By Chad Koenen


Last week the Henning School Board briefly touched on a subject that has been a lightning rod in this community in recent years—the potential for future co-op pairings with the Battle Lake High School. 

Near the end of last Monday’s school board meeting, Henning School Superintendent Barry Olson informed the school board that he would likely bring a resolution to the school board on Feb. 8 to begin formal talks about future pairings with the Battle Lake School District. 

Currently, just girls and boy’s basketball, as well as volleyball, are Henning-only and Battle Lake-only sports, while the remaining extracurricular activities are paired with Battle Lake and Underwood (with the exception of football in which just Henning and Battle Lake make up Otter Tail Central. Underwood fields its own volleyball, girls and boys basketball and football teams). 

The resolution that was discussed, which has yet to be formally introduced to the school board and doesn’t mean future pairings will be a certainty, raises more than a few alarm bells about the future of Henning Hornet athletics, as well as our school district as a whole.

It’s no secret that the number of participants in boy’s basketball are down substantially this season. Just eight people dressed for the boy’s basketball game on Friday night, while numbers for both the girl’s basketball and volleyball teams remain strong. If the numbers remain low for boy’s basketball, Henning High School may not have a choice but to seek future pairing opportunities with another school district. 

Unfortunately, under the proposal discussed last week, there may be no differentiating between the sports that have a healthy number of participants and those that are struggling to field a C-squad, JV and varsity team. Meaning, even the sports that Henning and Battle Lake can field on their own, could be paired to form a new co-op. 

One topic that was briefly touched on was if Henning and Battle Lake were to pair for all sports, there would be a cohesiveness associated with everything being red and black and under the Bulldog name, rather than some sports being Bulldogs, while others are Hornets and Battlers. Quite simply, we think this is a wrong approach to take. 

While the point of extracurricular activities is to try to win the game, there is a lot more that goes into being in athletics that can help student-athletes for the rest of their lives. The lessons of being a part of a team, working hard and having a chance to do something with their friends, will have a far greater impact on high schoolers than whether they win or lose a game. 

Pairing with another school when the numbers don’t show the need, will probably make the situation of a lack of athletes going out for a sport worse by requiring one school to travel 20 minutes to the other for practice each day. If you went out for sports to be a part of a team, but were not an outstanding athlete, would you want to drive 20 minutes in the middle of January for practice at another school?

Each time we pair with another community, whether that is a school or regional branding, we lose a part of our community identity that we will never get back. Once we pair for all sports, we will never get the Henning Hornet name back in quite the same way. 

We saw this fall what happens when fans aren’t allowed to attend games, as Henning has essentially been a ghost town after 6 p.m. On game nights, in previous years, this town was typically busy with people filling up with gas, going to the grocery store, eating out before and after a game and just walking around town. Businesses are closing earlier because less customers are in town and that is bad news for all of us. 

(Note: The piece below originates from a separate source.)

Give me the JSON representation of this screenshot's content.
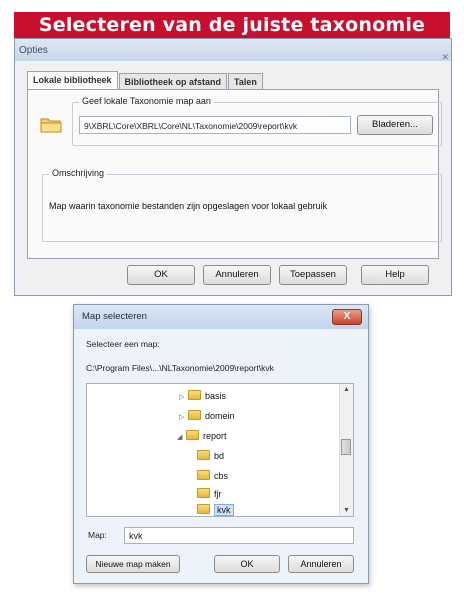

At best, pairing would cut the number of games we have in our community in half. At worst this could be a preview of what could come should our unique identity continue to be slowly taken away in favor of a more regional approach. 

To be fair, a resolution to formally discuss future co-op opportunities with Battle Lake has not been actually introduced to the school board, and could ultimately be rejected by either Henning or Battle Lake before it even begins. 

We just hope during the discussion next month that the school board only discusses co-op opportunities where teams cannot be fielded on our own—not take an all or nothing approach that could limit future opportunities for Henning and Battle Lake students. If a pairing is needed due to a lack of numbers of athletes, that is one thing, but pairing just for cohesiveness or ease of scheduling, is something different altogether.